Beer Sales: A Hot Topic at College Football Games


As more and more colleges begin to sell beer at football games, questions are being asked about whether the benefits outweigh the risks. (KIRSTIN BUNKLEY/ THE OBSERVER)


The recent New York Times article “Beer Here! Beer Here?,” written by Marc Tracy, addressed the pros and cons of beer sales at college games. Tracy noted a number of universities, such as the University of West Virginia, Syracuse University and Louisville University, that sell beer at college games. According to Mary Cunneen, Associate Director of Athletics for Facilities/Event Management, Fordham does not regularly sell alcohol at home games. Beer is offered underneath the tent at the homecoming game each year.

Meg Smith, Gabelli School of Business at Lincoln Center (GSBLC) ’19, an avid football fan, said, “College football and beer go hand in hand with each other. There is almost an expectation that there is beer at a college football game.” Smith went on to say that just because beer is sold at college football games, and underneath the tent at homecoming, doesn’t mean that all college students will drink it. Smith continued, “It is completely up to the individual to make that sort of decision.”

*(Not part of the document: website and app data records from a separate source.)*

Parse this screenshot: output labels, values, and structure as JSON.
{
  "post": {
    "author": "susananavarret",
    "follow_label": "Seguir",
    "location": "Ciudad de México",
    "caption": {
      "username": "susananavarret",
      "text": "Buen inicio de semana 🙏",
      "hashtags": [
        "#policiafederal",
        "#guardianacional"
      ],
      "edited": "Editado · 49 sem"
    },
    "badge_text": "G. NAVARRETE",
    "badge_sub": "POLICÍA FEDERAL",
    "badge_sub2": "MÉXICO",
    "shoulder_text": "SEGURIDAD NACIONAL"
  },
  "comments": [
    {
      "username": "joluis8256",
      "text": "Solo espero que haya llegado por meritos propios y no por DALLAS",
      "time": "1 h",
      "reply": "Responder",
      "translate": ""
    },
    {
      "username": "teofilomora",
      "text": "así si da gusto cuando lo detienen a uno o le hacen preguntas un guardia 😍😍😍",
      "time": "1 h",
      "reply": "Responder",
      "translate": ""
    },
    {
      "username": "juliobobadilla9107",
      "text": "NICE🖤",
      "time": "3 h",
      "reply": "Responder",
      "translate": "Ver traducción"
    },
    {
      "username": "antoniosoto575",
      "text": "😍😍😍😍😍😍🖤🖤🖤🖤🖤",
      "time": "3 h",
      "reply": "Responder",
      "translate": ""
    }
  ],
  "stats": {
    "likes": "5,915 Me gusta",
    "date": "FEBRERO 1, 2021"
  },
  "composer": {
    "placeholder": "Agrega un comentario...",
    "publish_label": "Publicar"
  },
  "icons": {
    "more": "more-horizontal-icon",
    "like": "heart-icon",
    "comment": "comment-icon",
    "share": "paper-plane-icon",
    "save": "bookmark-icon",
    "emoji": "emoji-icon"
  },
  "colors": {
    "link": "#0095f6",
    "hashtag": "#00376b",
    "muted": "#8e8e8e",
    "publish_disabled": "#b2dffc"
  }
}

Shirina Braun, Fordham College at Lincoln Center (FCLC) ’19, believes that colleges and Fordham should not sell beer at football games. “Alcohol can easily be abused,” Braun said. “If people are going to be exposed to alcohol at school events, it just makes it more accessible for abuse.”

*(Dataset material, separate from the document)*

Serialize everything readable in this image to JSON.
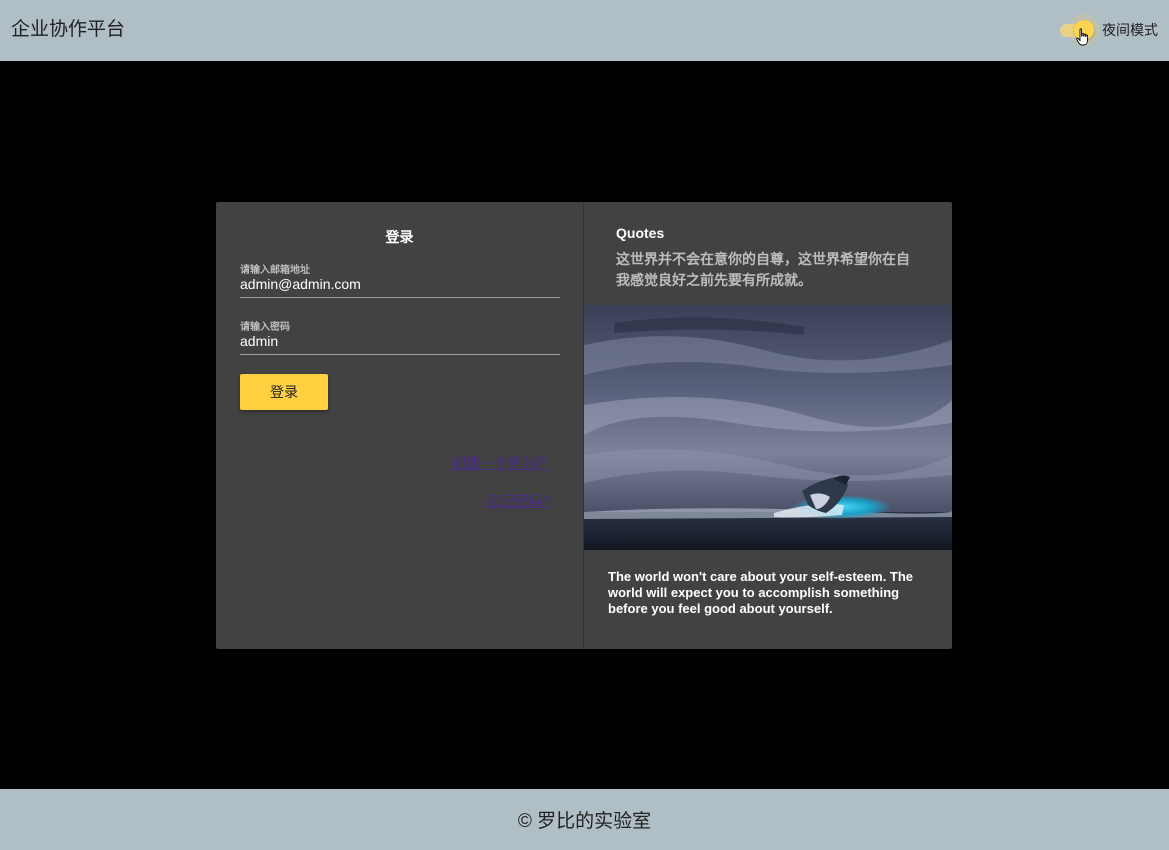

From a business standpoint, beer sales are a big pro for college games. Economically, beer sales can bring in thousands of dollars a year that will benefit athletic departments. The University of West Virginia made $500,000 from beer sales in one year alone. This extra money can be used to improve resources for athletes as well as the fan experience. Tracy said, “In an era of seven-figure coaching salaries and demands for more resources for athletes, universities are always looking for ways to increase revenue.” If college athletics are primarily concerned with making money, then selling beer is an extremely successful way to go about it.

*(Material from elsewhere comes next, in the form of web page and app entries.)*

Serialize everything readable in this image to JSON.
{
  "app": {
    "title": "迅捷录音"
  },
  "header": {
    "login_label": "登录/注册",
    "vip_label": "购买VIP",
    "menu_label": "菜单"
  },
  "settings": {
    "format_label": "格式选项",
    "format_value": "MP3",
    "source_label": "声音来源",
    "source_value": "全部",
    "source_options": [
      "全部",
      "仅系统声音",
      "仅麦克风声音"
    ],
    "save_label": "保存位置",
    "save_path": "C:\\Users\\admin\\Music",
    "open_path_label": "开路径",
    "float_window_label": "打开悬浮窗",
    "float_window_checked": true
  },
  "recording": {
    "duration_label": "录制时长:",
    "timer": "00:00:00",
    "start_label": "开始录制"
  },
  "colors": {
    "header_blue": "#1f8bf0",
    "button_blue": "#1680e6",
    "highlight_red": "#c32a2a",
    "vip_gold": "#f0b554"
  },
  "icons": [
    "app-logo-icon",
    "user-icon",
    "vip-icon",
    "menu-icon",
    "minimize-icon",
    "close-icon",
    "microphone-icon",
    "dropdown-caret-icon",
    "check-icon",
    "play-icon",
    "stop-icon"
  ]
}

From a moral standpoint, beer sales can be controversial in part because of the alcohol problem faced by many colleges. Binge drinking amongst college students is an increasing problem. According to the National Institute on Alcohol Abuse and Alcoholism, four out of every five college students will drink alcohol, and about half of the students who drink will binge drink. Tracy noted that a student at the University of West Virginia died of alcohol poisoning last year, yet alcohol is still sold on game days at the university.

There are both pros and cons to selling beer at college football games. Tracy noted both the success and risk that it imposed on other schools. Economically speaking, Fordham, and universities in general, can benefit greatly from selling beer; however, selling alcohol at colleges also imposes dangers for students.